Pugh said he was happy the family was now sleeping well.
“I check on them to make sure there is no backlash. I have exorcised 1,400 demons. This one was not that hard, I dealt with it using energy,” Pugh said.
He noted that the spirit, when it transforms, would look small and this was why everyone believed it was a buck. However, Pugh said it was a spirit and not a buck.
Meanwhile, Caribbean folklorist Al Ramsawak says depression could have triggered the strange phenomenon of the Gasparillo Buck, which trended for more than a week on mainstream and social media and sparked an avalanche of creative advertising across T&T.
Ramsawak, who investigated and documented stories of the buck phenomenons across various parts of T&T during the 1980s, said he found it curious that chilling folklore stories were again gripping the nation at a time when T&T was facing rising unemployment, high crime and social upheaval, similar to what occurred in the 1980s.
During an exclusive interview with Guardian Media, Ramsawak said sometime in the late 1980s, villagers of Rousillac and Aripero reported that a creature believed to be a buck was also terrorising them. Ramsawak, who was intrigued by folklore, went to investigate.
“The story was that the Buckman, who was about 18 inches tall, had the magical power to make you rich. It was said that a man from Mon Desir had a buck but when he died, his wife forgot to feed the buck and it started to terrorise people,” Ramsawak said.
Villagers reported that the buck was banging around in their homes, breaking glass and stealing their food, the exact reports given by Mathura and his family in this recent case.
“At that time, people kept their gates and doors locked. They were terrified that the buck would come inside. Then one day it was reported that the buck had appeared at the Rousillac Presbyterian school. The children ran to the edge of the schoolyard. He stood there at the edge of the cliff with a blank smile on his face and then he disappeared. At that time when I was investigating I wondered whether it was some sort of alien,” Ramsawak said.
In retrospect, Ramsawak said he was now convinced that depression and stress caused by unemployment could have been a mitigating factor in the strange hallucinations.
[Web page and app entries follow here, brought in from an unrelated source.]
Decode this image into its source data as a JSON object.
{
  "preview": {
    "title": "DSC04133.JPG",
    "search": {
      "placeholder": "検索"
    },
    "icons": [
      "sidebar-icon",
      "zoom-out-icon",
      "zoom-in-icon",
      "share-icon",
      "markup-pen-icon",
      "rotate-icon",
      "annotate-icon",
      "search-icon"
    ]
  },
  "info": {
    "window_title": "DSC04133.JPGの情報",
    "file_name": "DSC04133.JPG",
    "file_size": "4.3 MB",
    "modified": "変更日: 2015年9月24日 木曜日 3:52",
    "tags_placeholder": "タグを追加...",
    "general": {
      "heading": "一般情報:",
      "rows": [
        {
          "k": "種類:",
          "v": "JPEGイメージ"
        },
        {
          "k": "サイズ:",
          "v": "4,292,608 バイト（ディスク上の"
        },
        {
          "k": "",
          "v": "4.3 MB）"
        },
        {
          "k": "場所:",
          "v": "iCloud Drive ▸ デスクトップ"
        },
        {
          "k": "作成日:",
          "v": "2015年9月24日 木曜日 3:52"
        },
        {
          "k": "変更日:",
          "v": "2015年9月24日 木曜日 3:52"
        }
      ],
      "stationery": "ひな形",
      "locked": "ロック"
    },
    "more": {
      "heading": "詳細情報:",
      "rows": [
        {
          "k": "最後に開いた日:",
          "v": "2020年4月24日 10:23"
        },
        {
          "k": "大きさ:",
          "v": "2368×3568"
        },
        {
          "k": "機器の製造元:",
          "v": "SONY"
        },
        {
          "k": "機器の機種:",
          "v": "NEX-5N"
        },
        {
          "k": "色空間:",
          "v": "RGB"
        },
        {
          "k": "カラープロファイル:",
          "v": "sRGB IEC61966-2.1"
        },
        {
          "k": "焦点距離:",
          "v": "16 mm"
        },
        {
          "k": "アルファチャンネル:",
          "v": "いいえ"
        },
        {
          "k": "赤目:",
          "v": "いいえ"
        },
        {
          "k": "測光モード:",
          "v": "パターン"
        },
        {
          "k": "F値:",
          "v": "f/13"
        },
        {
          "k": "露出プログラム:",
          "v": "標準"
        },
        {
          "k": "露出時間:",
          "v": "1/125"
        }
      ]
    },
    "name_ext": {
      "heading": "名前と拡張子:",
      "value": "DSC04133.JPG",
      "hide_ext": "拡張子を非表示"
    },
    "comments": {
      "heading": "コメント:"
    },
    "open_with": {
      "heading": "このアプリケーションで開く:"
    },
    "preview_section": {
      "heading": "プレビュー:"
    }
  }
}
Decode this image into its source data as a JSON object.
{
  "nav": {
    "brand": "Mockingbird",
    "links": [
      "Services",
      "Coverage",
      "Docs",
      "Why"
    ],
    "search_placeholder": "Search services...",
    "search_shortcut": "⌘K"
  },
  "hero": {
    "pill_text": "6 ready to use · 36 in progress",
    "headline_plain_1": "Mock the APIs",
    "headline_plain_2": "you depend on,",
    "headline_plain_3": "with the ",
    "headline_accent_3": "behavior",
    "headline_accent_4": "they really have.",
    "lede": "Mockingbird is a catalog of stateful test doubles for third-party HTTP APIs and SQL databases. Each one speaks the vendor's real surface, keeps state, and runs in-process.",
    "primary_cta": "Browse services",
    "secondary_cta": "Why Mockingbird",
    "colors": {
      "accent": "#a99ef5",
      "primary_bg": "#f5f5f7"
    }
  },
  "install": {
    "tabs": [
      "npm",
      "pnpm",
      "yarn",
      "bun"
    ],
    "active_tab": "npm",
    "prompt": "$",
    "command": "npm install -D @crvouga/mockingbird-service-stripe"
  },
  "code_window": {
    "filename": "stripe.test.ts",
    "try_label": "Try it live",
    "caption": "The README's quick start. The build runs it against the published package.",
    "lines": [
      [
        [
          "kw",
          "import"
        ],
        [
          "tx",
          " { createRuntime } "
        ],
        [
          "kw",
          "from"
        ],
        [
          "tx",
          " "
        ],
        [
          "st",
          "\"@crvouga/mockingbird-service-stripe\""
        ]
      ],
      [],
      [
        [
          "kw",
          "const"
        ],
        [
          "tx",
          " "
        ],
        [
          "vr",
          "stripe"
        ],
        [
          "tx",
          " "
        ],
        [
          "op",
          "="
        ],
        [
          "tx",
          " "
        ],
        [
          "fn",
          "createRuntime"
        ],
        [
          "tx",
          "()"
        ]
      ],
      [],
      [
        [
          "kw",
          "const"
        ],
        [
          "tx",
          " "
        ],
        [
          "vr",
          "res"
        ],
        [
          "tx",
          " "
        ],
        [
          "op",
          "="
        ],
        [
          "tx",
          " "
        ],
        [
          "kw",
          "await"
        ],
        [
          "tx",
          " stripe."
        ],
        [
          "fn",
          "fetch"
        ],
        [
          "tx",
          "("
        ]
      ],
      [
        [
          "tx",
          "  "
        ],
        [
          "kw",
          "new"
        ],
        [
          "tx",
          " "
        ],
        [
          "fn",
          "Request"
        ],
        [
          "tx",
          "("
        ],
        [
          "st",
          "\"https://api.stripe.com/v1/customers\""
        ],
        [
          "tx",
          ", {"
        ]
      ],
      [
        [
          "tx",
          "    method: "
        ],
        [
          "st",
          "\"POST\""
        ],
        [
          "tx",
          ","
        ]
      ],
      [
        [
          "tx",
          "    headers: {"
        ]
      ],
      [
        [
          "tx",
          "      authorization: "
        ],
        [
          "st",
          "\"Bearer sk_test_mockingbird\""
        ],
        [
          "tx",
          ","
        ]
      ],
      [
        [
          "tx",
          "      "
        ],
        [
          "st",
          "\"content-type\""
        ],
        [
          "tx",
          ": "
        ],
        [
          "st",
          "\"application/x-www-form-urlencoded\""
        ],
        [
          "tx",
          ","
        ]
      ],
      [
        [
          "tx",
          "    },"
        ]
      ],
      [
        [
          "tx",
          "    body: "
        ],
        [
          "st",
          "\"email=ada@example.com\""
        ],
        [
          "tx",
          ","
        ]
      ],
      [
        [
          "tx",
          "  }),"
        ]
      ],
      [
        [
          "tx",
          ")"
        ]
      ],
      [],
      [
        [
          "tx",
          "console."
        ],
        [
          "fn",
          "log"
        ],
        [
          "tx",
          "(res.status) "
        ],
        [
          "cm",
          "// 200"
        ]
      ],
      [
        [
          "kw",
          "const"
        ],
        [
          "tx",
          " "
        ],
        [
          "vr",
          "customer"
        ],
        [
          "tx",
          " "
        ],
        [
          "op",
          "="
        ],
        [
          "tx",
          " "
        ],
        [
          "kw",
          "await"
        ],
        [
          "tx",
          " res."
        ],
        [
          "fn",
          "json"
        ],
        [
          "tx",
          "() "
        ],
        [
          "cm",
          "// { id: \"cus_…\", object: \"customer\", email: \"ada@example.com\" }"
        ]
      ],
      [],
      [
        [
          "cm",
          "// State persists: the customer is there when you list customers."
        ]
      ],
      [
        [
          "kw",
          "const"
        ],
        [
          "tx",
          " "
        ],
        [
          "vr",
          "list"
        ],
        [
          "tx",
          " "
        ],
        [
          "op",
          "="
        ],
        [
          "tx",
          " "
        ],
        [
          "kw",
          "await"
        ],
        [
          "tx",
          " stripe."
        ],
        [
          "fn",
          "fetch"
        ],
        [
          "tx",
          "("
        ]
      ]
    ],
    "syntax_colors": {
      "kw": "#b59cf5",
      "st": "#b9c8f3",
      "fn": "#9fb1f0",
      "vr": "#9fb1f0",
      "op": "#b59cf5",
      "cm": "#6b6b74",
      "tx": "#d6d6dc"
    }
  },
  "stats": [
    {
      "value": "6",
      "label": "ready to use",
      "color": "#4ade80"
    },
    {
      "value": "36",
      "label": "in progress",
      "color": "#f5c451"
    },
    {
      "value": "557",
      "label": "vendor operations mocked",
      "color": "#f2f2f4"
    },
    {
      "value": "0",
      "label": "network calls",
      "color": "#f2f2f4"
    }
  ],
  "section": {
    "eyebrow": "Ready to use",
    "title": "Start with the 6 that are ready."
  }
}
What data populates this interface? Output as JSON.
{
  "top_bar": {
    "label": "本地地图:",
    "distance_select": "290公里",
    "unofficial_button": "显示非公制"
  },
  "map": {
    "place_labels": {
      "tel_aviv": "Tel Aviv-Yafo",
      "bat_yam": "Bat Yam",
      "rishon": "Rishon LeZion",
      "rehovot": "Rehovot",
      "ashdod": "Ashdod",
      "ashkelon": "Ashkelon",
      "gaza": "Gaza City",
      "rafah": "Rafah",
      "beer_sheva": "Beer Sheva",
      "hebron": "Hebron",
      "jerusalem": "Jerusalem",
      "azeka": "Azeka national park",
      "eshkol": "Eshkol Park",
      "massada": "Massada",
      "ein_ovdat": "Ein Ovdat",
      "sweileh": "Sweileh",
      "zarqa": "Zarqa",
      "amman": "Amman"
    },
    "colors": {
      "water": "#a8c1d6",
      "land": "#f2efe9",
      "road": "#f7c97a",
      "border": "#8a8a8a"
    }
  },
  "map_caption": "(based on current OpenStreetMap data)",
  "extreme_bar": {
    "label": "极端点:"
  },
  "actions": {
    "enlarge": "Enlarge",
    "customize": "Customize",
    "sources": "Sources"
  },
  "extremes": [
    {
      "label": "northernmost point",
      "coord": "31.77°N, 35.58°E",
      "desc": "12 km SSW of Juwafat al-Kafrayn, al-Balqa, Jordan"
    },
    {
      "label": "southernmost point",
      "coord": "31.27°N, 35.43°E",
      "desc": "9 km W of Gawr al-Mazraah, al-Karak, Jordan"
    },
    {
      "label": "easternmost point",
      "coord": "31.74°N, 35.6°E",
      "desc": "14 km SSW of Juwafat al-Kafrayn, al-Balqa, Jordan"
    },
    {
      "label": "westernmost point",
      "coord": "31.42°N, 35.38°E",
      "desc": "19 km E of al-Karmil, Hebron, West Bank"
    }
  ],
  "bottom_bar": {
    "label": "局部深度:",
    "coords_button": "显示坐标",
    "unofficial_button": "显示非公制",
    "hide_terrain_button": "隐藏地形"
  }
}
He added, “When you have a teenager in your house who is frustrated, he emits negative energy. Some may say it may be a psychiatric or psychological problem. It could also be possible that people who are bordering on suicide could trigger this type of negative energy. Being at home without employment is stressful.”
He noted that hallucinations are also linked to stress.
Ramsawak, who is now 86, said he found it curious that so many people had gone to the Mathuras’ home to help rid them of the buck.
Asked whether he believed bucks existed, Ramswak said during the period of French colonisation, a group of little men known as Buckmen worked the cocoa fields in Rousillac.
“They used to walk across the estate and go to a pond to drink water. They were strange men because they were little. Maybe this is where the stories of the Buckman originated,” he said.
Ramsawak added that the chaos of the buck terror of the 1980s led to the establishment of the Buckman Bar in Rousillac. He also said he has been investigating strange phenomenon since the 1960s and he is yet to come across a spirit.
“There are spirits, good and bad. If you believe in God, you will know that God is also a spirit. There are bad spirits and sometimes people guide these bad spirits to attack others. Most times it is a wispy sort of thing that you cannot see totally,” he added.